Source records:

━━━━━━━━━━

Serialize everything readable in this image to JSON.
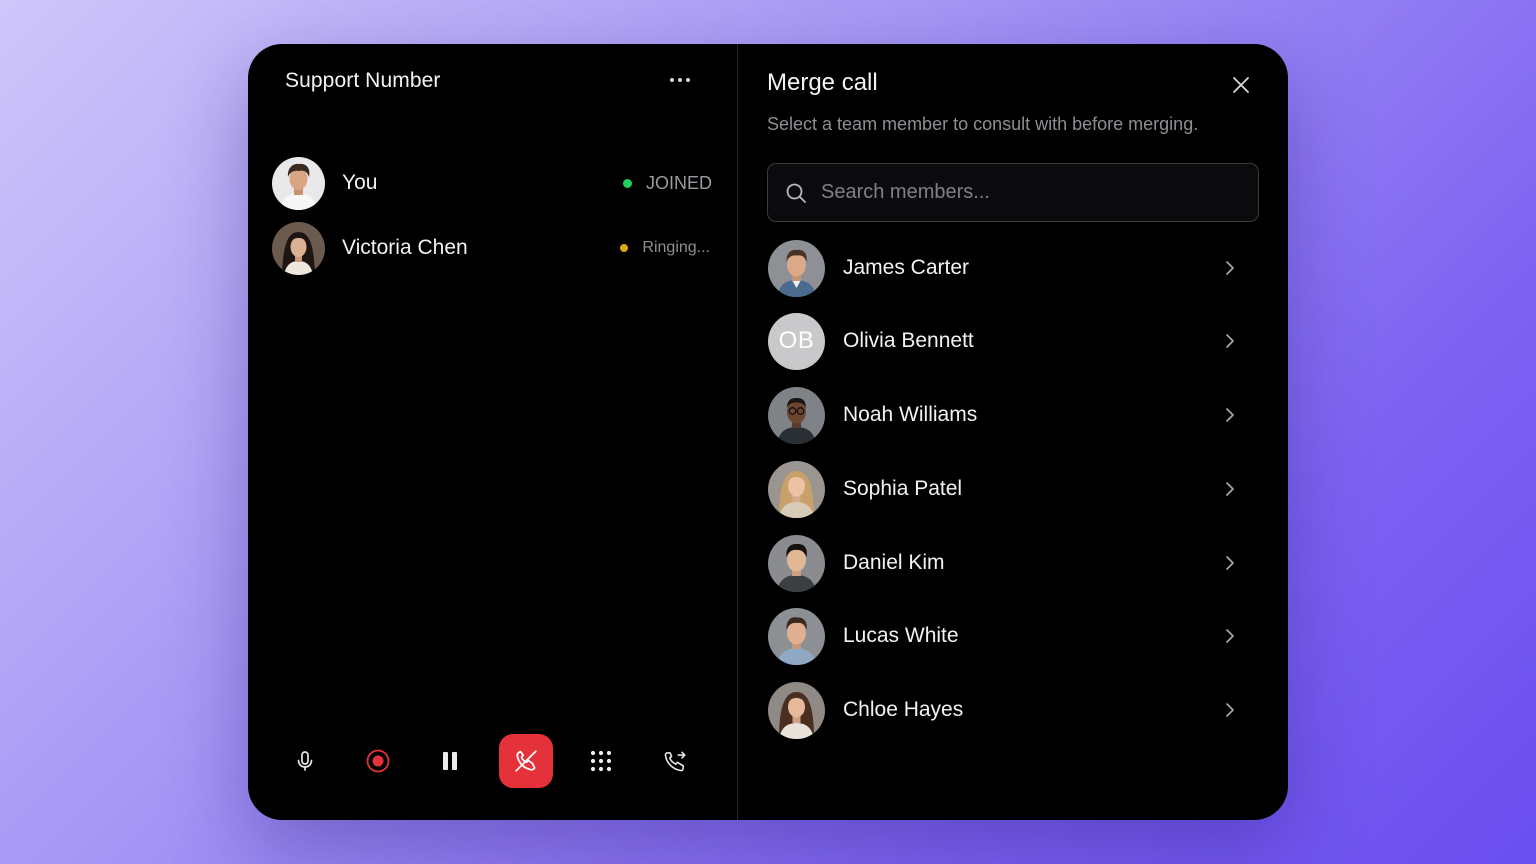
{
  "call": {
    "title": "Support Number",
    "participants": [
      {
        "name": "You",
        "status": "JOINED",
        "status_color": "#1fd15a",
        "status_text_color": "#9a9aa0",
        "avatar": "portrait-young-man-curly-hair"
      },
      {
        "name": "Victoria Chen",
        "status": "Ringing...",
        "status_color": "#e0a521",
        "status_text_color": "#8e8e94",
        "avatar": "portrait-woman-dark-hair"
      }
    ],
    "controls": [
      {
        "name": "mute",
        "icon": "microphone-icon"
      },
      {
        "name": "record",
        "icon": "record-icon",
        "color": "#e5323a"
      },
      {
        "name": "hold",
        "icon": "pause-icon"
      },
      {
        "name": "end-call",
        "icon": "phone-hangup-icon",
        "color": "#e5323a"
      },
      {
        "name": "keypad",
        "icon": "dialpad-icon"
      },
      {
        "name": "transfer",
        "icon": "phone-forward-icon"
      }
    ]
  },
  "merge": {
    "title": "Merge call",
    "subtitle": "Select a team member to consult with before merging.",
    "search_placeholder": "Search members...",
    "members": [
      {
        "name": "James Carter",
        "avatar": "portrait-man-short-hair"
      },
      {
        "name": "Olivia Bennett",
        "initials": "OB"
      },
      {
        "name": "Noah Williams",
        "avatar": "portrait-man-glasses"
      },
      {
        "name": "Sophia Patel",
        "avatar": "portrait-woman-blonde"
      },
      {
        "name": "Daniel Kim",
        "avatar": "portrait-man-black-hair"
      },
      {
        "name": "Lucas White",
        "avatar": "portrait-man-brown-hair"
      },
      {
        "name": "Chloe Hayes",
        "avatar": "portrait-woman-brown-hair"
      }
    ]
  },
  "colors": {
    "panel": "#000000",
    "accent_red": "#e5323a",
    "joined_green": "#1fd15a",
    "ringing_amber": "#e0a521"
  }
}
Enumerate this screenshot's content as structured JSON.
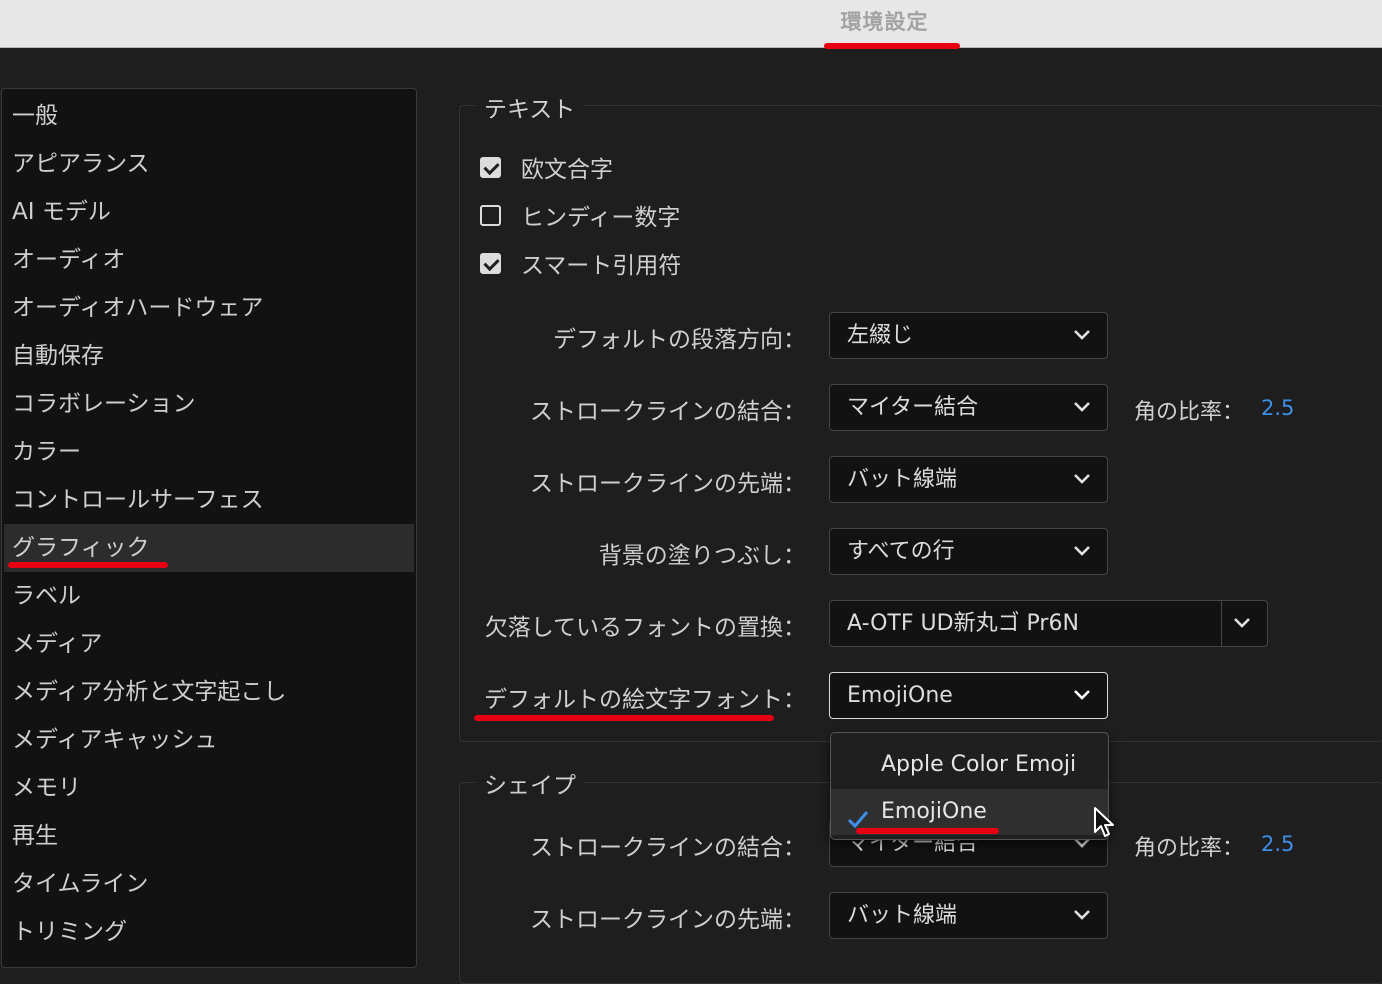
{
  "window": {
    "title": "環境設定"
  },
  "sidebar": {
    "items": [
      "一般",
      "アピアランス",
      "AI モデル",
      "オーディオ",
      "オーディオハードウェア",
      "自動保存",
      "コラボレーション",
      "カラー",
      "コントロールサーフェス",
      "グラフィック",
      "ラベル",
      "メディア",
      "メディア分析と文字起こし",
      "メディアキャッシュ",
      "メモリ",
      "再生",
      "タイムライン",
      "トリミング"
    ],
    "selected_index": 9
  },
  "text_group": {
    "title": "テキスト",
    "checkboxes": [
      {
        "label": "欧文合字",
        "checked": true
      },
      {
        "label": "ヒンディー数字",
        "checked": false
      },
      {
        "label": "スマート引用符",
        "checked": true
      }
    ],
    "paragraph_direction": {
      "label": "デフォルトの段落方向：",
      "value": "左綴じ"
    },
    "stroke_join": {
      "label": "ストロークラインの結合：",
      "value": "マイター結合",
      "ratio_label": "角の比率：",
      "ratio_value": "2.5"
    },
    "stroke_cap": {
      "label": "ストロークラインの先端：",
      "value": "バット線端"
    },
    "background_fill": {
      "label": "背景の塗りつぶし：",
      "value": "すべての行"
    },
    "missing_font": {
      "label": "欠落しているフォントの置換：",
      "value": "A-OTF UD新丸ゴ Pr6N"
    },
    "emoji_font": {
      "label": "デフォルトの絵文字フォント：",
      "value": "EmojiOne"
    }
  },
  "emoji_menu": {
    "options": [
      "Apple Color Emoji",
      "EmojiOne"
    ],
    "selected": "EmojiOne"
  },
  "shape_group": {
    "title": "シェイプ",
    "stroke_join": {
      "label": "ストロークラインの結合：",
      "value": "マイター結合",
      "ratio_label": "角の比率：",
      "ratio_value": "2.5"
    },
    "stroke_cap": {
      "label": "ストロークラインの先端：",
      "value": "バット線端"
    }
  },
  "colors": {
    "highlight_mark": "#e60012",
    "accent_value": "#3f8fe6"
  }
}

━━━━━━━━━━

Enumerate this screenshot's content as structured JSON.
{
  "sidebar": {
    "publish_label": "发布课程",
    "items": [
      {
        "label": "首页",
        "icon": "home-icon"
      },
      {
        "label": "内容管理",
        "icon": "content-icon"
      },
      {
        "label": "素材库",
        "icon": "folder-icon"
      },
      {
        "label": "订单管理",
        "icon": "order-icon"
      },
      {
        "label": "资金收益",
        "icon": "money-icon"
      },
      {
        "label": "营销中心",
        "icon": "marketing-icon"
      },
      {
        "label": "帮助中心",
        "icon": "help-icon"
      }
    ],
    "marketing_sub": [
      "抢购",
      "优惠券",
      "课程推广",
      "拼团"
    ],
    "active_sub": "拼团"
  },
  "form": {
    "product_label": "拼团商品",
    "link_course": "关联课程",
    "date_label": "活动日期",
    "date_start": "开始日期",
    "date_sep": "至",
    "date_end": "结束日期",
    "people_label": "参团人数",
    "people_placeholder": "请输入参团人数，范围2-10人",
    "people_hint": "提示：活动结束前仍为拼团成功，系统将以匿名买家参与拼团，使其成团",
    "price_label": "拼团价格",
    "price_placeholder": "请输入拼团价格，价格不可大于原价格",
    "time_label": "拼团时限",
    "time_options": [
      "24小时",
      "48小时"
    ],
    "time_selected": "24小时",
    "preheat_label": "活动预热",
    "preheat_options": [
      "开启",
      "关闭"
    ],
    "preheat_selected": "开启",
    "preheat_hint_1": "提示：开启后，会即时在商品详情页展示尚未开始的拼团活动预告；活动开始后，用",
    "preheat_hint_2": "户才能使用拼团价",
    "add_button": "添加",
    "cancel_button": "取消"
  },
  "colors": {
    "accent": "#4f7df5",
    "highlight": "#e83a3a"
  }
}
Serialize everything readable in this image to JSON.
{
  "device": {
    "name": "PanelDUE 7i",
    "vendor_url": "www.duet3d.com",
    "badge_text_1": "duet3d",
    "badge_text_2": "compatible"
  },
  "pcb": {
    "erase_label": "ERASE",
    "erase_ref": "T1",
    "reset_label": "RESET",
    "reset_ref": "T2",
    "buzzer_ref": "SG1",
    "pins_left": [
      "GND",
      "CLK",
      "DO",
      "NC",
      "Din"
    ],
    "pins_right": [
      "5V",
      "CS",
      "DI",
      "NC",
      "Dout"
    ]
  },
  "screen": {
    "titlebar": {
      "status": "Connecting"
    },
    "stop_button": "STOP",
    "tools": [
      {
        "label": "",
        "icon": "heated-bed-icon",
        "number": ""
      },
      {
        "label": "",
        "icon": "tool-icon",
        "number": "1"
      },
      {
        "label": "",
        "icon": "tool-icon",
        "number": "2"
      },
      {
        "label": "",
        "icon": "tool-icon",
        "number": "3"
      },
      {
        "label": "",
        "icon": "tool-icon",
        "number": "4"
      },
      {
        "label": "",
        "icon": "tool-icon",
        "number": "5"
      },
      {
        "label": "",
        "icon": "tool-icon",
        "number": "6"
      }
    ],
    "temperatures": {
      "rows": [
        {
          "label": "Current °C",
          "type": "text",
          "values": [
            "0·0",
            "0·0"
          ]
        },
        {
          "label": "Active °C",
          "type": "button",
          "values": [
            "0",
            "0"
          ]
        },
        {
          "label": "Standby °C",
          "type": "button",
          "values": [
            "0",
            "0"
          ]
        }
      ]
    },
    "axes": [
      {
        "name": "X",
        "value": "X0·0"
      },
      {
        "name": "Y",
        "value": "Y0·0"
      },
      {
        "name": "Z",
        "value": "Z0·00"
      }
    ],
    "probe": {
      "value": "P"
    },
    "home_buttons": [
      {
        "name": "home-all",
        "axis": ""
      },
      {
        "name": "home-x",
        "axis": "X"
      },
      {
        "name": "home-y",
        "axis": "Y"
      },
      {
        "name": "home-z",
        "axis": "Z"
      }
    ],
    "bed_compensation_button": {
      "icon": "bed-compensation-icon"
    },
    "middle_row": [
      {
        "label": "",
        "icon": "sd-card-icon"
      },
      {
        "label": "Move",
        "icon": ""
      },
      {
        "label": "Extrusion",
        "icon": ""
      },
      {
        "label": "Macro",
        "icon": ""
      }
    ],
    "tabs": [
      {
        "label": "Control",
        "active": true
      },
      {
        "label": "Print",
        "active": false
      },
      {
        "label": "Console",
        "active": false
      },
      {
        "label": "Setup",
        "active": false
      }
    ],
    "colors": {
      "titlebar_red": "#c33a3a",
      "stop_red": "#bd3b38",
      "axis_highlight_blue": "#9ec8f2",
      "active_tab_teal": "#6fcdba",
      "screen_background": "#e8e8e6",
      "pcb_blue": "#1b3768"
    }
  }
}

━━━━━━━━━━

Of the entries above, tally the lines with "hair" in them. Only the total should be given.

EXPECTED ANSWER: 6